**Exercise directions:** For the entries that follow, report how many lines include the word "drive" and add nothing.

Web page and app entries:
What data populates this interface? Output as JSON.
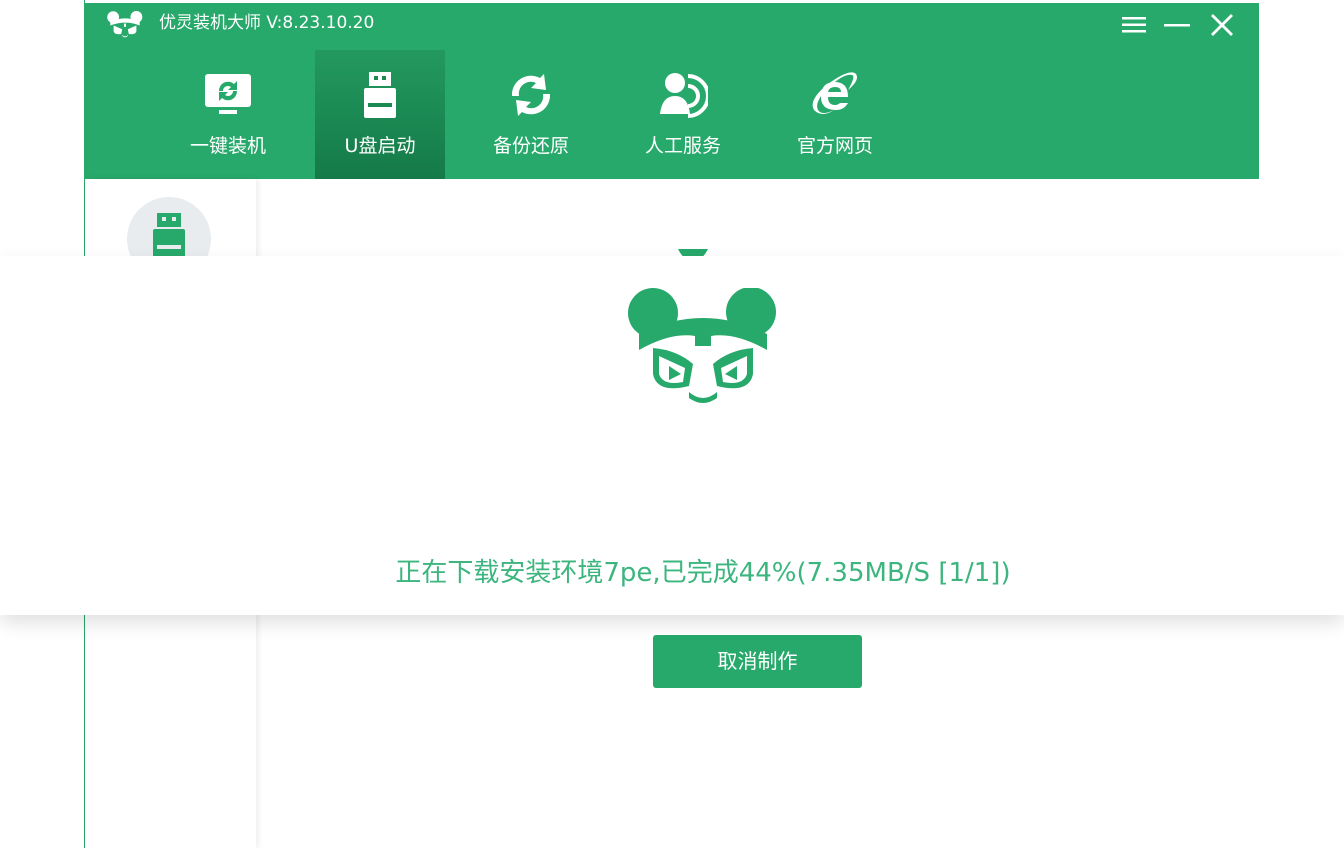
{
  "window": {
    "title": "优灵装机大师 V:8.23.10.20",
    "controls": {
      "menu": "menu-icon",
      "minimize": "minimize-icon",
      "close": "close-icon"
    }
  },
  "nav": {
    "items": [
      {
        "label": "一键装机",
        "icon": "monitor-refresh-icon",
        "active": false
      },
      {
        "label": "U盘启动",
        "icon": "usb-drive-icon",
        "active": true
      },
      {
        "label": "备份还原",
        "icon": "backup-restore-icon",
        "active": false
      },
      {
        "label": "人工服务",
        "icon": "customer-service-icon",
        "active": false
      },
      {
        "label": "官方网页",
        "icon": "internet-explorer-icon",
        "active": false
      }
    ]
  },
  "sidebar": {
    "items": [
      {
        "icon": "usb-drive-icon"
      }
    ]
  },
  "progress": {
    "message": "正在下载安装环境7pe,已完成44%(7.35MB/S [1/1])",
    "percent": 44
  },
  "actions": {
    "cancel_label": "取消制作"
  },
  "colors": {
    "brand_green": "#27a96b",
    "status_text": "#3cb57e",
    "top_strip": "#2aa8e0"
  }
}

**Answer to the problem:** 2